That latter qualification distills what Clemson baseball coach Jack Leggett sees as the real and mercurial essence of his annual contest with the Major League Draft.
“You always have to deal with it, but it’s never old-hat, because some good surprises come of it and then some that are very discouraging because you put so much time and effort into it,” said Leggett, who last go-round lost seven players to the draft, including ACC Player of the Year Brad Miller.
And just as the draft can plunder a team’s current roster, it can also prevent some higher-profile commitments from ever arriving on campus.
The example most relevant to the Tiger’s 2012 fortunes was the 11th-hour loss of blue-chip prospect Daniel Norris. Rated as the top left-handed high school pitcher in the country, the Johnson City, Tennessee product was so firm in his commitment to Clemson that he was dropped from being an all-but-certain top-15 draft selection to a high-risk second-rounder, and the 74th-pick, overall.
Even so, the Toronto Blue Jays were able to produce the last-minute offer which pried Norris apart from his intention to become a Tiger, and Clemson’s best and seemingly airtight recruiting efforts came to naught.
On balance, though, the process is highly variable, and the pendulum has also swung in Leggett’s favor.
“With last year’s team, we got John Hinson and Jeff Schaus to come back for an extra year, and Chris Epps to come back for his senior year,” said Leggett. “Those were really good things that helped us be successful last year. On this year’s team we have Jason Stolz back as a senior, which is another good thing for us. It’s always good to have some older guys, and he’s ready to show us what he can do at shortstop.
“A couple of years back, Steve Wilkerson was drafted pretty high by the Red Sox, and it was good to see him pass on that to come here. This past year, (freshman pitcher) Daniel Gossett was also drafted by the Red Sox, and he ended up coming to school. Richie Shaffer was drafted out of high school, and we were able to keep him, and he’s become a really good player for us.”
Because Clemson routinely courts top-level talent, the draft dilemma presents itself anew every season.

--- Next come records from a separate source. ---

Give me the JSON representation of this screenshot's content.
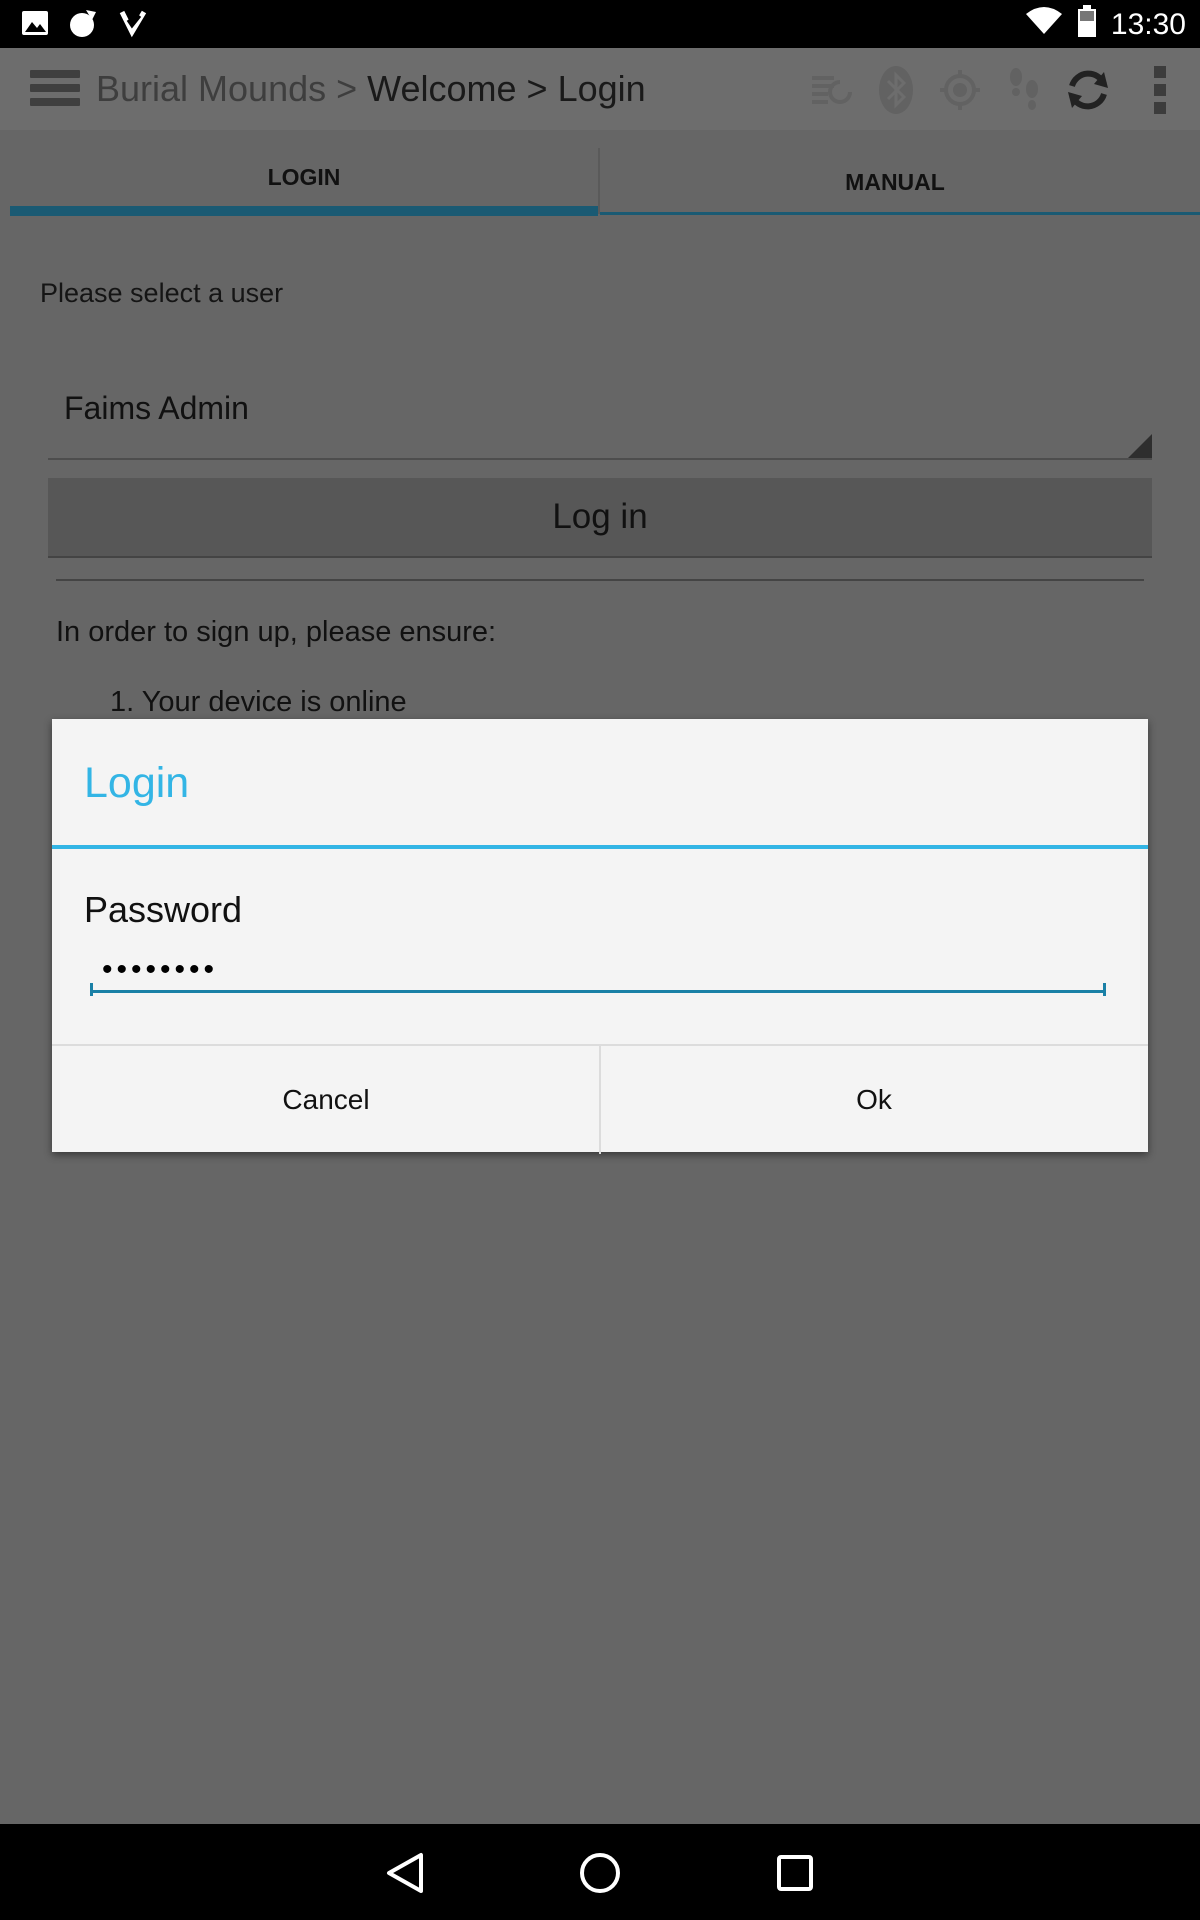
{
  "status_bar": {
    "left_icons": [
      "image-icon",
      "cat-icon",
      "download-check-icon"
    ],
    "time": "13:30",
    "right_icons": [
      "wifi-icon",
      "battery-icon"
    ]
  },
  "action_bar": {
    "breadcrumb_dim": "Burial Mounds > ",
    "breadcrumb_current": "Welcome > Login",
    "icons": [
      "sync-list-icon",
      "bluetooth-icon",
      "gps-icon",
      "tracking-icon",
      "sync-icon",
      "overflow-menu-icon"
    ]
  },
  "tabs": [
    {
      "label": "LOGIN",
      "active": true
    },
    {
      "label": "MANUAL",
      "active": false
    }
  ],
  "content": {
    "select_label": "Please select a user",
    "selected_user": "Faims Admin",
    "login_button": "Log in",
    "signup_text": "In order to sign up, please ensure:",
    "signup_step_1": "1. Your device is online"
  },
  "dialog": {
    "title": "Login",
    "password_label": "Password",
    "password_value": "••••••••",
    "cancel_label": "Cancel",
    "ok_label": "Ok"
  },
  "colors": {
    "accent": "#33b5e5",
    "tab_indicator": "#1a5a73",
    "overlay": "#666666"
  }
}
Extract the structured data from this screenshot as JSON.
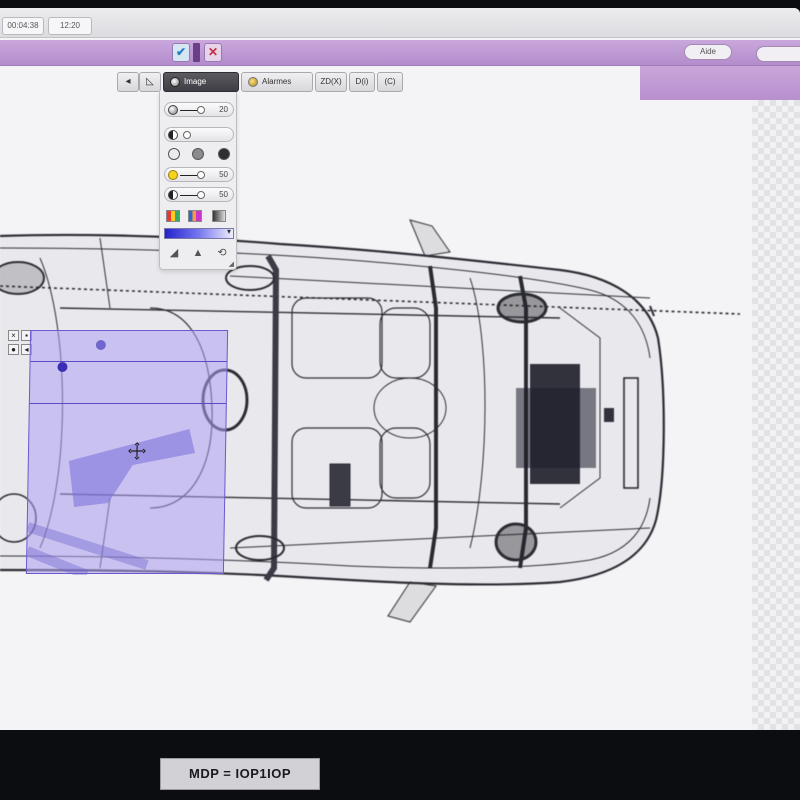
{
  "header": {
    "time_left": "00:04:38",
    "time_right": "12:20",
    "validate_icon": "check-icon",
    "reject_icon": "x-icon",
    "help_label": "Aide"
  },
  "tabs": [
    {
      "id": "back",
      "label": "",
      "icon": "arrow-left-icon"
    },
    {
      "id": "shape",
      "label": "",
      "icon": "triangle-icon"
    },
    {
      "id": "image",
      "label": "Image",
      "icon": "lens-icon",
      "active": true
    },
    {
      "id": "alarmes",
      "label": "Alarmes",
      "icon": "bulb-icon"
    },
    {
      "id": "zd",
      "label": "ZD(X)"
    },
    {
      "id": "d",
      "label": "D(i)"
    },
    {
      "id": "c",
      "label": "(C)"
    }
  ],
  "image_panel": {
    "contrast_value": "20",
    "brightness_value": "50",
    "gamma_value": "50",
    "shade_levels": [
      "light",
      "medium",
      "dark"
    ],
    "palettes": [
      "color",
      "rainbow",
      "grayscale"
    ],
    "gradient_colors": [
      "#2222cc",
      "#eeeeff"
    ],
    "tools": [
      "ramp-icon",
      "shape-icon",
      "reset-icon"
    ]
  },
  "zoom_selection": {
    "tools": [
      "close-icon",
      "lock-icon",
      "record-icon",
      "hide-icon"
    ],
    "cursor": "move-cursor-icon"
  },
  "colors": {
    "toolbar_purple": "#b38ccb",
    "selection_fill": "#afa0f0",
    "selection_border": "#6a5ccf"
  },
  "bezel_label": "MDP = IOP1IOP"
}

For Leggett and his recruiting staff, it’s a challenge that demands both finesse and agility, and a more long-range grasp of the program’s continuity.
“You get some, and you lose some,” said Leggett. “It’s just a matter of which ones you get, and which ones you lose, and how many. You hope you don’t get hurt so bad that it affects you the year after, or even two or three years down the road. So we try to minimize the damage every year, and educate these kids and get them entrenched to what Clemson’s all about.

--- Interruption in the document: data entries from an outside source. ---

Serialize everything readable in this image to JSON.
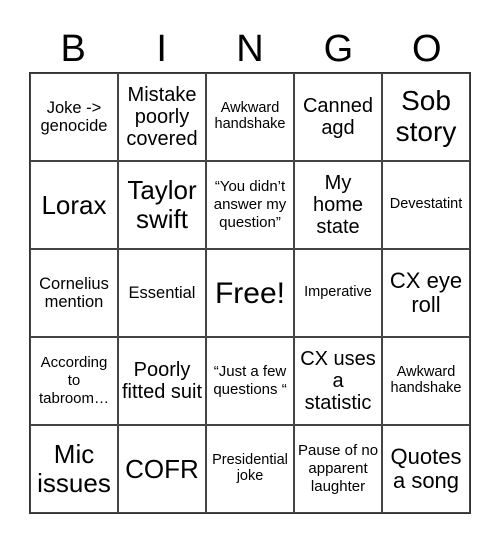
{
  "header": {
    "letters": [
      "B",
      "I",
      "N",
      "G",
      "O"
    ]
  },
  "card": {
    "rows": [
      [
        "Joke -> genocide",
        "Mistake poorly covered",
        "Awkward handshake",
        "Canned agd",
        "Sob story"
      ],
      [
        "Lorax",
        "Taylor swift",
        "“You didn’t answer my question”",
        "My home state",
        "Devestatint"
      ],
      [
        "Cornelius mention",
        "Essential",
        "Free!",
        "Imperative",
        "CX eye roll"
      ],
      [
        "According to tabroom…",
        "Poorly fitted suit",
        "“Just a few questions “",
        "CX uses a statistic",
        "Awkward handshake"
      ],
      [
        "Mic issues",
        "COFR",
        "Presidential joke",
        "Pause of no apparent laughter",
        "Quotes a song"
      ]
    ],
    "free_space": "Free!"
  }
}
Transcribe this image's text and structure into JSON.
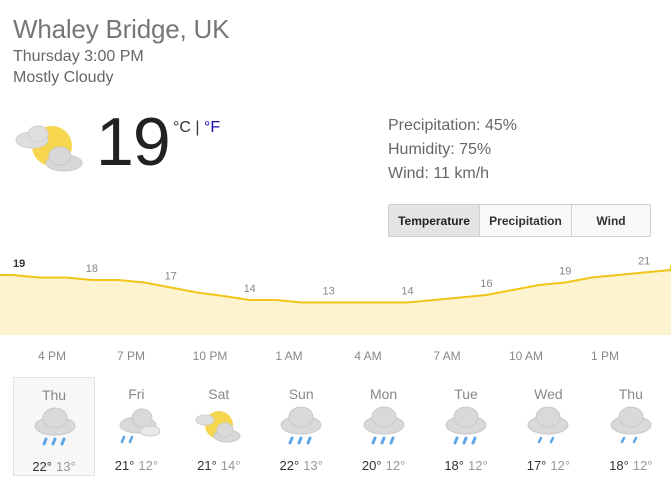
{
  "location": "Whaley Bridge, UK",
  "datetime": "Thursday 3:00 PM",
  "condition": "Mostly Cloudy",
  "current": {
    "temp": "19",
    "unit_c": "°C",
    "unit_sep": " | ",
    "unit_f": "°F",
    "icon": "partly-cloudy-icon"
  },
  "details": {
    "precipitation": "Precipitation: 45%",
    "humidity": "Humidity: 75%",
    "wind": "Wind: 11 km/h"
  },
  "tabs": [
    "Temperature",
    "Precipitation",
    "Wind"
  ],
  "active_tab": "Temperature",
  "colors": {
    "line": "#f0c419",
    "fill": "#fdf4cf",
    "link": "#1a0dab"
  },
  "chart_data": {
    "type": "area",
    "title": "",
    "xlabel": "",
    "ylabel": "",
    "x": [
      "4 PM",
      "7 PM",
      "10 PM",
      "1 AM",
      "4 AM",
      "7 AM",
      "10 AM",
      "1 PM"
    ],
    "curve": [
      19,
      18.5,
      18.5,
      18,
      18,
      17.5,
      16.5,
      15.5,
      14.8,
      14,
      14,
      13.5,
      13.5,
      13.5,
      13.5,
      13.5,
      14,
      14.5,
      15,
      16,
      17,
      17.5,
      18.5,
      19,
      19.5,
      20,
      20.5,
      21
    ],
    "labels": [
      {
        "index": 0,
        "value": "19"
      },
      {
        "index": 3,
        "value": "18"
      },
      {
        "index": 6,
        "value": "17"
      },
      {
        "index": 9,
        "value": "14"
      },
      {
        "index": 12,
        "value": "13"
      },
      {
        "index": 15,
        "value": "14"
      },
      {
        "index": 18,
        "value": "16"
      },
      {
        "index": 21,
        "value": "19"
      },
      {
        "index": 24,
        "value": "21"
      }
    ],
    "ylim": [
      8,
      22
    ],
    "unit": "°C"
  },
  "daily": [
    {
      "name": "Thu",
      "high": "22°",
      "low": "13°",
      "icon": "rain-icon",
      "selected": true
    },
    {
      "name": "Fri",
      "high": "21°",
      "low": "12°",
      "icon": "cloud-rain-light-icon",
      "selected": false
    },
    {
      "name": "Sat",
      "high": "21°",
      "low": "14°",
      "icon": "partly-cloudy-icon",
      "selected": false
    },
    {
      "name": "Sun",
      "high": "22°",
      "low": "13°",
      "icon": "rain-icon",
      "selected": false
    },
    {
      "name": "Mon",
      "high": "20°",
      "low": "12°",
      "icon": "rain-icon",
      "selected": false
    },
    {
      "name": "Tue",
      "high": "18°",
      "low": "12°",
      "icon": "rain-icon",
      "selected": false
    },
    {
      "name": "Wed",
      "high": "17°",
      "low": "12°",
      "icon": "showers-icon",
      "selected": false
    },
    {
      "name": "Thu",
      "high": "18°",
      "low": "12°",
      "icon": "showers-icon",
      "selected": false
    }
  ]
}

“I really like this next class we’ve got coming in. Obviously, I’m not looking past this season, but I like the next group of kids that we’ve got coming in, because that’s how you have to be working recruiting: you’re working a year or two ahead of time.”
Leggett himself is active in the recruiting process in terms of meeting with prospects and their parents, though much of the legwork is delegated to recruiting coordinator Bradley LeCroy and pitching coach Dan Pepicelli.
“We all work recruiting, and Bradley and Pep do the most traveling,” Leggett explained. “They work extremely well together, and they’re a really formidable recruiting team out there. They’re very well-organized and can evaluate talent. Once you evaluate players, and get them interested, you’ve got to find a way to scholarship them, and encourage them to come to Clemson.
“Basically what it is, is you’re sometimes getting them to give up some bigger scholarships at other schools. You’ve got to work extremely hard, and you’ve got to know that pro issue in-and-out, and try to target those kids you think have a legitimate chance to come here.”